_TASK BRIEF_
Go through the data and count the lines holding the string "uninst". Write only the number.

(Beginning of SUPPLIED DATA)

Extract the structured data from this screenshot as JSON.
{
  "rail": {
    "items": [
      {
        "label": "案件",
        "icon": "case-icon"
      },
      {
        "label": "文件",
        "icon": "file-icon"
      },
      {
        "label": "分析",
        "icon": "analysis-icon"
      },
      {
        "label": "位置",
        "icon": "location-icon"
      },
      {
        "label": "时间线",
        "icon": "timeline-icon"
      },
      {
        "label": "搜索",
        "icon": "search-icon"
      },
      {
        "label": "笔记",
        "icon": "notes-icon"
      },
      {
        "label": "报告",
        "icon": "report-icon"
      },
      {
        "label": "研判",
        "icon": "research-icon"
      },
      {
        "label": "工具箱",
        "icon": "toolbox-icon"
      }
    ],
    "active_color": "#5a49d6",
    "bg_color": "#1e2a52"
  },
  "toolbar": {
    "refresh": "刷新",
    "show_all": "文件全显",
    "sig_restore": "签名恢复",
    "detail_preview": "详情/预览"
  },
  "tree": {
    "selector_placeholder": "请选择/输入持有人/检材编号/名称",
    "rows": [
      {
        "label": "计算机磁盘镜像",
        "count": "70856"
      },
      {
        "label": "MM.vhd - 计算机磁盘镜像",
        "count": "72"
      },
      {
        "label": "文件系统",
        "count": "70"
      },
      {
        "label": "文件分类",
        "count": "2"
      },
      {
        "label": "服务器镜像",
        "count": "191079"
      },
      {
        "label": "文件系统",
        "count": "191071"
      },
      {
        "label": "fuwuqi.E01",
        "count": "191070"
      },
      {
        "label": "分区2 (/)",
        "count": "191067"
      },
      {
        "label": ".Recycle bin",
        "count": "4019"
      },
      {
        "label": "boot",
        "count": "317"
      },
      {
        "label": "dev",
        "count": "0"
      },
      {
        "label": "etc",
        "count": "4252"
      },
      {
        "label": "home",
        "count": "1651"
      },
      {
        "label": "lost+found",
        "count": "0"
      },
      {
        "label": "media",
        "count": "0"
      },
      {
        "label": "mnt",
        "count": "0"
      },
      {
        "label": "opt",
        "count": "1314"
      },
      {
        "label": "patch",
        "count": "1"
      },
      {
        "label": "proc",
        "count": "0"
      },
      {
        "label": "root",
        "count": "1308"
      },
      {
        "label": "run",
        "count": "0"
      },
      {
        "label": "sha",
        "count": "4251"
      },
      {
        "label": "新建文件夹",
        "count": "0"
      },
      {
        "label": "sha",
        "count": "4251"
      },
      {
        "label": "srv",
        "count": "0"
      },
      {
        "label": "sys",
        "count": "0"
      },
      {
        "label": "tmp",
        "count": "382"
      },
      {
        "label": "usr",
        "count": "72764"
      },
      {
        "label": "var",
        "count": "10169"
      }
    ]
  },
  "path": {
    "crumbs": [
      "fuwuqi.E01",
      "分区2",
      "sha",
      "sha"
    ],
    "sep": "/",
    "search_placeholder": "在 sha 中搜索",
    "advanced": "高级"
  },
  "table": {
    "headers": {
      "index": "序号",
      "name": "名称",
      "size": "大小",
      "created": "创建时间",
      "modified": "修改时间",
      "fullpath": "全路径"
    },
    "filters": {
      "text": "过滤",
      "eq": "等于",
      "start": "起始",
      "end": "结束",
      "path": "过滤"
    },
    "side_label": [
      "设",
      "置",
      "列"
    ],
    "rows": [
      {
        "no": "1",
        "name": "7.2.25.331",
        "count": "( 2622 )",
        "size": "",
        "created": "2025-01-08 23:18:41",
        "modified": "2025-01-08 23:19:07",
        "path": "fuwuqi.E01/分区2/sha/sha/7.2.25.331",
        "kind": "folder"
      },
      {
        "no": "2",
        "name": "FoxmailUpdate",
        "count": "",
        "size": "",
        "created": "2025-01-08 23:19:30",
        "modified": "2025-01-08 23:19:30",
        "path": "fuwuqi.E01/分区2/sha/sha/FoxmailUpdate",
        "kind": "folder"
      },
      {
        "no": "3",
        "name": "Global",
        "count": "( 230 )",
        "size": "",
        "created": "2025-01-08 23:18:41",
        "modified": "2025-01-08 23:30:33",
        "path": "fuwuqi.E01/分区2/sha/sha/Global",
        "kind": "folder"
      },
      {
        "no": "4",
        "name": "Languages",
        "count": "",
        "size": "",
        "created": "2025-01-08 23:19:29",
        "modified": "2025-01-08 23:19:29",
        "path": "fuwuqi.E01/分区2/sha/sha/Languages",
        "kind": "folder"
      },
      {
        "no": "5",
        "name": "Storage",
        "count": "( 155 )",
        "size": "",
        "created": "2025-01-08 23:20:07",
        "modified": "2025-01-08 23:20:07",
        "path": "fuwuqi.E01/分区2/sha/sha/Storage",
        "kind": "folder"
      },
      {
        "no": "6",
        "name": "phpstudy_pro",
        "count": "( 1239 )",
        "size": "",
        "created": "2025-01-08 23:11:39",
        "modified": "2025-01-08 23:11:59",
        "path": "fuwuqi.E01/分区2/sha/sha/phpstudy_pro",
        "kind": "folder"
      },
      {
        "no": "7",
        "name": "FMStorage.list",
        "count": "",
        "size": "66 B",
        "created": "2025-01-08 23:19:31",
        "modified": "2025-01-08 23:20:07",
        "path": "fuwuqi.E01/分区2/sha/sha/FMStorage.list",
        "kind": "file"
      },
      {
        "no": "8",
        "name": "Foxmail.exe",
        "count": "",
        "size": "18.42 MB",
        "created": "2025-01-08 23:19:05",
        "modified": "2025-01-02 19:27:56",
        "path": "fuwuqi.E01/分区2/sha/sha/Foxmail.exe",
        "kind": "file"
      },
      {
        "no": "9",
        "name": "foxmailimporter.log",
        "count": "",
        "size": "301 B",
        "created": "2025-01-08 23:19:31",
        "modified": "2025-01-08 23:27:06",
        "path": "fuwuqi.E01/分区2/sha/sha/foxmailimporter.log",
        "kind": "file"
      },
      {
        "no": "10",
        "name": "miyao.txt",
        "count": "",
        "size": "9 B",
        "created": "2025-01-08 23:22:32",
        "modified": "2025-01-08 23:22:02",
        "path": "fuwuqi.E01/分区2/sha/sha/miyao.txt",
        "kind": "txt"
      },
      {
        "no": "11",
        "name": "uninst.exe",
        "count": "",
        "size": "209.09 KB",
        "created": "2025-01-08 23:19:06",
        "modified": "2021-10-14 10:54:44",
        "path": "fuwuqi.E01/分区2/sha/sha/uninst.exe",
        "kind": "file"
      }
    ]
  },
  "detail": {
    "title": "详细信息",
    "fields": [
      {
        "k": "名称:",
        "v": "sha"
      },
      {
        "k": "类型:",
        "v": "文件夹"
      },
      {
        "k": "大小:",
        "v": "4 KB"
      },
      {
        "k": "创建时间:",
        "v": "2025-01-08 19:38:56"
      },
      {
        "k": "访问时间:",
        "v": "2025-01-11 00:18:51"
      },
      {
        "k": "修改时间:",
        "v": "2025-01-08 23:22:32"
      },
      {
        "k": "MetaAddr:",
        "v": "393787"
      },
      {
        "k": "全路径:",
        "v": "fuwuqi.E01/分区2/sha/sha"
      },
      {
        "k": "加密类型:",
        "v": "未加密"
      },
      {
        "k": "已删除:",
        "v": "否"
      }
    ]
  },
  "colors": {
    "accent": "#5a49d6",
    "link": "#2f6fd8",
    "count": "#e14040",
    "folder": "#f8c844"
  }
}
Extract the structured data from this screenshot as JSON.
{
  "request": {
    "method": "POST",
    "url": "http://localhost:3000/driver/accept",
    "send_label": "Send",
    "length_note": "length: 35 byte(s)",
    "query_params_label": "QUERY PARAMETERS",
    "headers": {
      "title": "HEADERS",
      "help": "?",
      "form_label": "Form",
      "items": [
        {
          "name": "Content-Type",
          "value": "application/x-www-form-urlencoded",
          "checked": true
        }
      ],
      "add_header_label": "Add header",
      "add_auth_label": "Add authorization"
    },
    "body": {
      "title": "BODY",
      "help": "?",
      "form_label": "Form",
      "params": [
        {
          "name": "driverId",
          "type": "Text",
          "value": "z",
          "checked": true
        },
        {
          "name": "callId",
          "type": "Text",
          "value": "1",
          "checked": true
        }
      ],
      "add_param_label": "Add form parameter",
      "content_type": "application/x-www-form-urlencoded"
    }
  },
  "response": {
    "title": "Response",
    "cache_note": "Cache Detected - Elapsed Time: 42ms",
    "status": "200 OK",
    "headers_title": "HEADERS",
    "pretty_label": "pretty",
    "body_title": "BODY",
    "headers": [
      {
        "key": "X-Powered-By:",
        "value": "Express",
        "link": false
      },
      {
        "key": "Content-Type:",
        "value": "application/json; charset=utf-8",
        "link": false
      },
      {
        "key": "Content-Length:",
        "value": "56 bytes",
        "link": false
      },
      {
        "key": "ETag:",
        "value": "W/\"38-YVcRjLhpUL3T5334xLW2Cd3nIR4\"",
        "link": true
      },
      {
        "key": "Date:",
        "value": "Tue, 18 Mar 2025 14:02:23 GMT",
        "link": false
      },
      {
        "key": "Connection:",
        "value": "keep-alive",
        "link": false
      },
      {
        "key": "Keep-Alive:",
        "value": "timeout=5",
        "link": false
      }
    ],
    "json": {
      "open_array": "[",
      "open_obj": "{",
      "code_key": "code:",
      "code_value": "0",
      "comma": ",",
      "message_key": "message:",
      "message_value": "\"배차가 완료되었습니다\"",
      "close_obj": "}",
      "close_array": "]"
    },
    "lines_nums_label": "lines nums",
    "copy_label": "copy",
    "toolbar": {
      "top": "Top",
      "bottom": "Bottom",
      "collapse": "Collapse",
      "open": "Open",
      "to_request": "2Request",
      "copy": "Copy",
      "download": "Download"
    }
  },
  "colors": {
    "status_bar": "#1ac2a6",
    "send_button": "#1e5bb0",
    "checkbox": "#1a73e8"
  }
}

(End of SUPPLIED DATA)

_ANSWER FOR THIS EXERCISE_
2